The dominant work mode at DeepMind is for researchers to ~self organize into project teams and work on the research they think is important (with some filtration by management.) But the ideas are very much coming from the bottom-up. (Where do ideas come from?) I get the impression that it’s fairly collaboratively interconnected - people are working on several projects at once with several groups of people. Here the goals are perhaps fairly fuzzy. This work mode is reminiscent of how Bell Labs enabled free radicals.
However, occasionally top management (CEO or people close to that level) decide to create a ‘strike team’ to go after a specific problem. My impression is that in addition to the impetus coming from a different place these strike teams also operate in a very different mode from people in the rest of the org - they silo off to some extent and focus exclusively on a very well defined goal. These strike teams were how both AlphaFold and AlphaGo happened.
One could draw a parallel between this ‘active reserves’ approach and the §ARPA model, where US Academia is the more diffuse self-directed ‘normal work’ with DARPA and corporate R&D filled overlapping but different niches jumping in to create programmatic strike teams.
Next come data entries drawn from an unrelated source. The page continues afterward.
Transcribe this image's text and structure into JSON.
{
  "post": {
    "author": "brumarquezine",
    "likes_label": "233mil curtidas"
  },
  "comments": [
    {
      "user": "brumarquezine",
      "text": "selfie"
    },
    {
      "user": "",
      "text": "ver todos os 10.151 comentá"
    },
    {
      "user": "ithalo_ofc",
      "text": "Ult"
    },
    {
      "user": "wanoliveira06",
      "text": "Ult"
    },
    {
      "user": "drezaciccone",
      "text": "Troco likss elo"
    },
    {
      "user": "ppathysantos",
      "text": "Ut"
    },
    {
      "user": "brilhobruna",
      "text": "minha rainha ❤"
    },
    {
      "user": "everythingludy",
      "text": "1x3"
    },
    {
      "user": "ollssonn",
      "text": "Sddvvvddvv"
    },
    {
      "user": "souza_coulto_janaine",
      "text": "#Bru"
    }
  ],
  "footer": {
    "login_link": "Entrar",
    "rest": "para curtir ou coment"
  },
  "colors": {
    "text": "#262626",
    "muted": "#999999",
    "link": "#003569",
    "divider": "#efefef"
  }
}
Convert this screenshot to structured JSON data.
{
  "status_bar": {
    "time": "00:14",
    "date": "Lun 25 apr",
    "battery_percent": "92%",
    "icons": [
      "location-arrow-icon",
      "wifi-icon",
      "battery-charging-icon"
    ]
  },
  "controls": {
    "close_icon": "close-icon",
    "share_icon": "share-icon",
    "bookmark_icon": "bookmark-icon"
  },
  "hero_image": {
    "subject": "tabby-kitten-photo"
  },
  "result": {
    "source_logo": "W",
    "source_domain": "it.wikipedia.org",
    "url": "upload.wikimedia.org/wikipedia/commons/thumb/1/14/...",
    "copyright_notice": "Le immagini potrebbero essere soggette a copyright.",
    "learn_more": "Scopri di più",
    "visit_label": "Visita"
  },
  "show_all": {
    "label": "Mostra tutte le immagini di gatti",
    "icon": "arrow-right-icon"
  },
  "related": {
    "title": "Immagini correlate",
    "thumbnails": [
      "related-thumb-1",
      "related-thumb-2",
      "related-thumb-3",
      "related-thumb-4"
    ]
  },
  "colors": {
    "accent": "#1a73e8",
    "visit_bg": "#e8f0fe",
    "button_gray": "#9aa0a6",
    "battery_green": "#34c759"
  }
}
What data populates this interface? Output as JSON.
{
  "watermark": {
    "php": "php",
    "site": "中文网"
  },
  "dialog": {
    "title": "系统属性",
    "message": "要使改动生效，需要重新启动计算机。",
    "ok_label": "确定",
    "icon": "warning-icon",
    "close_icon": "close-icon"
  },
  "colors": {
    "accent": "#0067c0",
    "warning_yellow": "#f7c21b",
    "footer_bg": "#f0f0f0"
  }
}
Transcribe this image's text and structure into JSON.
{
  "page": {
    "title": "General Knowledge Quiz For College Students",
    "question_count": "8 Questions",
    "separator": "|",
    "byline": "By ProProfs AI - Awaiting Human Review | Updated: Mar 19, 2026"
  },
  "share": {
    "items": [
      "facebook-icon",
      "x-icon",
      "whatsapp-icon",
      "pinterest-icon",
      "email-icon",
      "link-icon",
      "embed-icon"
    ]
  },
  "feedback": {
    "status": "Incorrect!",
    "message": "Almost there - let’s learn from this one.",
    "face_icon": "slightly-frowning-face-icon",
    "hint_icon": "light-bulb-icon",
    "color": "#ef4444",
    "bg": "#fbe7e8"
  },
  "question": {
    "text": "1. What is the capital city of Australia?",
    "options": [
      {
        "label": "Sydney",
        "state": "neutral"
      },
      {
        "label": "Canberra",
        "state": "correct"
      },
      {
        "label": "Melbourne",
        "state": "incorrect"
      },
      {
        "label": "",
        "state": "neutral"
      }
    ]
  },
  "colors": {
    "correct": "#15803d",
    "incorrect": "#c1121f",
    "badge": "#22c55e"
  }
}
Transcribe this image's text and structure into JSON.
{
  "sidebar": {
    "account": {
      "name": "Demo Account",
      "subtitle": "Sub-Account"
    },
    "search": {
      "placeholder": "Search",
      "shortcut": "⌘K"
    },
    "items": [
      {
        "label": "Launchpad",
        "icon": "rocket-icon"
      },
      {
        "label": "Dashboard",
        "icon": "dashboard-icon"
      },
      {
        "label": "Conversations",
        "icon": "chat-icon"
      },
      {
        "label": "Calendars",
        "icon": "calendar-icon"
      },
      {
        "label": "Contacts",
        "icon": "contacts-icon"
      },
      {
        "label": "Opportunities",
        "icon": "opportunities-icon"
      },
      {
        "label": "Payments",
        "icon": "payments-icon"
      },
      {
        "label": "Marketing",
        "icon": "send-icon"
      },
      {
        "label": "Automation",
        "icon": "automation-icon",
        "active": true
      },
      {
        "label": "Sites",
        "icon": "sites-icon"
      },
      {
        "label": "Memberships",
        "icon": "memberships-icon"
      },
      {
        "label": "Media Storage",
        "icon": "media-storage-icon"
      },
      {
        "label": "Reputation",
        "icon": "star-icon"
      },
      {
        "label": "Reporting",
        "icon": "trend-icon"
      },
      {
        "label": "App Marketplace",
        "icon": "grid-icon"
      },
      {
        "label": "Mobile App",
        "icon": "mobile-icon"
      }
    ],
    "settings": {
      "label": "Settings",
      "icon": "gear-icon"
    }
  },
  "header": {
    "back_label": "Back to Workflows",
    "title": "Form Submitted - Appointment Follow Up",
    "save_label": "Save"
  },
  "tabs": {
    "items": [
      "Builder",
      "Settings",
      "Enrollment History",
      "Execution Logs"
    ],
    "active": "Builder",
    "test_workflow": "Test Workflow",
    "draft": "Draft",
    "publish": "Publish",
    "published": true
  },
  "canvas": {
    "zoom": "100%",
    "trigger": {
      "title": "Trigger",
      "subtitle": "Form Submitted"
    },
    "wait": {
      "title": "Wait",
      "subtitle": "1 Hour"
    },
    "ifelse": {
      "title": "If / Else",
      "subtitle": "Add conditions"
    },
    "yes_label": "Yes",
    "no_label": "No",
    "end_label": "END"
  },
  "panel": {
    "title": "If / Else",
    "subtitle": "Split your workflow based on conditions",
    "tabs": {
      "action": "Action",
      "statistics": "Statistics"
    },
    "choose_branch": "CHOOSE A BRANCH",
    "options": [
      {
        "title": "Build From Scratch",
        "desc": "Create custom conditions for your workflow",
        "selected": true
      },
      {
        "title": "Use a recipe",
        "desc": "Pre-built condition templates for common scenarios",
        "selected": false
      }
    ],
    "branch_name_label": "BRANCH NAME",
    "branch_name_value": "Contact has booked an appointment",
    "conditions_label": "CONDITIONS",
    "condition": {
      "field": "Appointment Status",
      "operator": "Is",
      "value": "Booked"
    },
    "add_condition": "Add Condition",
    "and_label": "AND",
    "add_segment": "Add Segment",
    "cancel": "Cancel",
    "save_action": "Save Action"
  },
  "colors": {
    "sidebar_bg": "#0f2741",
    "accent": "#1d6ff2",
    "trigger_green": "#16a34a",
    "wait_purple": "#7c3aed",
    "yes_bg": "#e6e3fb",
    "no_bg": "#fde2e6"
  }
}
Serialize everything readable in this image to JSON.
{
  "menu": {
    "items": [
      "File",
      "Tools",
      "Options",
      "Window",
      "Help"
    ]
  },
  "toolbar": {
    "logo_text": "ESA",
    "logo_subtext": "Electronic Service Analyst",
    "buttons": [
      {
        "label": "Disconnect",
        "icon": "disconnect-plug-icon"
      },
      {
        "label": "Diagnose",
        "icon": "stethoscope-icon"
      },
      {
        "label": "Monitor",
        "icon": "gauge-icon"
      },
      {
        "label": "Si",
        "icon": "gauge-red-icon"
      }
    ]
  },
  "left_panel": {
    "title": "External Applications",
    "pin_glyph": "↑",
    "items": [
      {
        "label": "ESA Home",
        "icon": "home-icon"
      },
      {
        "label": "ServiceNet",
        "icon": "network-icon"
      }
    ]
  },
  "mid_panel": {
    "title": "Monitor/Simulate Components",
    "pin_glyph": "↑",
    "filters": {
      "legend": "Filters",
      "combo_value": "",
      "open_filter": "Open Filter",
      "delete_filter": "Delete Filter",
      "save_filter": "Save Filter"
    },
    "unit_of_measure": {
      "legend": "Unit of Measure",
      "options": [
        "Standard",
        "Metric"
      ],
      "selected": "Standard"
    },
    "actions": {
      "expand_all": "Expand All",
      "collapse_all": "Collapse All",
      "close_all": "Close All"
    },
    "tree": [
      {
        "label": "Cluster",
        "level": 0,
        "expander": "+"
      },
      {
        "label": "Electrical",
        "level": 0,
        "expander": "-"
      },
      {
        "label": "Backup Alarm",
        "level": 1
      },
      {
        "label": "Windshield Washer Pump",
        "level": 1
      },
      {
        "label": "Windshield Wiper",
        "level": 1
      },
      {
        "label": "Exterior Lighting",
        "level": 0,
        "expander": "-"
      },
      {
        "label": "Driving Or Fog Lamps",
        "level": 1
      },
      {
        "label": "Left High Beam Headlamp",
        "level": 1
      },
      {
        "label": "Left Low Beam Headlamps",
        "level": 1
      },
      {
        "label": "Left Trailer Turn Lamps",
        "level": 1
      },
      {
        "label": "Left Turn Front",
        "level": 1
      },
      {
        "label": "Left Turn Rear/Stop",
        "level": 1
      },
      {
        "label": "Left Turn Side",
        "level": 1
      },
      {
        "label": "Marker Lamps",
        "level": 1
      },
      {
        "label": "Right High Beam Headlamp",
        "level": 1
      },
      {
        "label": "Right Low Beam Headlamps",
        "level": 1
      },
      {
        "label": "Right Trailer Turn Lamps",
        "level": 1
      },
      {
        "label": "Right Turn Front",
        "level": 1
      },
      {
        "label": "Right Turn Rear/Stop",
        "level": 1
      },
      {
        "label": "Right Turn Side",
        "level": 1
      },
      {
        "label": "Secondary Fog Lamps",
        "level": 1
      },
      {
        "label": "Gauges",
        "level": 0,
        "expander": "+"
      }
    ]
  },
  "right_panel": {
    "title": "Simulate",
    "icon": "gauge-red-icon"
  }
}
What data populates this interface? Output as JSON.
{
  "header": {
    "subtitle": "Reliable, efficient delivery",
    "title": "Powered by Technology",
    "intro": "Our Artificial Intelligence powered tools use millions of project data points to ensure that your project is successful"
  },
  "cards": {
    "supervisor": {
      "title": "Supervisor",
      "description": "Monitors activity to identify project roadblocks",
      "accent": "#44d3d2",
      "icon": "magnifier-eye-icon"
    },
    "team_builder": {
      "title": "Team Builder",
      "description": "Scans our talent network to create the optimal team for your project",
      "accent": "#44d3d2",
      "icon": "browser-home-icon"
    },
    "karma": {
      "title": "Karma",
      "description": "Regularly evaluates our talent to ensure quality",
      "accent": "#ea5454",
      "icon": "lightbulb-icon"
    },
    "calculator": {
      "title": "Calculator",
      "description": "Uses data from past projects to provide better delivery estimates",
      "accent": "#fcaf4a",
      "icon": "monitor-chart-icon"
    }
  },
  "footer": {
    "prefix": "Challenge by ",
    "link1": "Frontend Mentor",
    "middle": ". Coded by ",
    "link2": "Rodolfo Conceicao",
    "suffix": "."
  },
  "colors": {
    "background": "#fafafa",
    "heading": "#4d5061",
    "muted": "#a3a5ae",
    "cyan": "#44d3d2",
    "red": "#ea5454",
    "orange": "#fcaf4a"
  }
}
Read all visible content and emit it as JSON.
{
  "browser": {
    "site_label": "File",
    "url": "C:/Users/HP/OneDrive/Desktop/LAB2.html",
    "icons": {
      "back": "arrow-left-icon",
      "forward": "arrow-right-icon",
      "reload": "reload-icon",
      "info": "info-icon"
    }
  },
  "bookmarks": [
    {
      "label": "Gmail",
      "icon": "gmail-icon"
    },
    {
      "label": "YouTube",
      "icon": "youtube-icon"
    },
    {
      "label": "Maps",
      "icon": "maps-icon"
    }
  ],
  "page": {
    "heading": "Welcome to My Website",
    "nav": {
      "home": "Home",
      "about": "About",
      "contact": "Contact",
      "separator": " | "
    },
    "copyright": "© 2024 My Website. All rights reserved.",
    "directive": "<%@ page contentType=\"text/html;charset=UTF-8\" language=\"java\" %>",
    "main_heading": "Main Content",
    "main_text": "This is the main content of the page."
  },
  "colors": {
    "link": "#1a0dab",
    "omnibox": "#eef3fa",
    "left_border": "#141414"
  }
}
The clutch question that I have no answer to is ‘how do Demis Hassabis or other executives decide the moment is right to initiate a strike team?’ Which ties into the bigger question of When is an intense deliverable-focused push helpful and when is it harmful?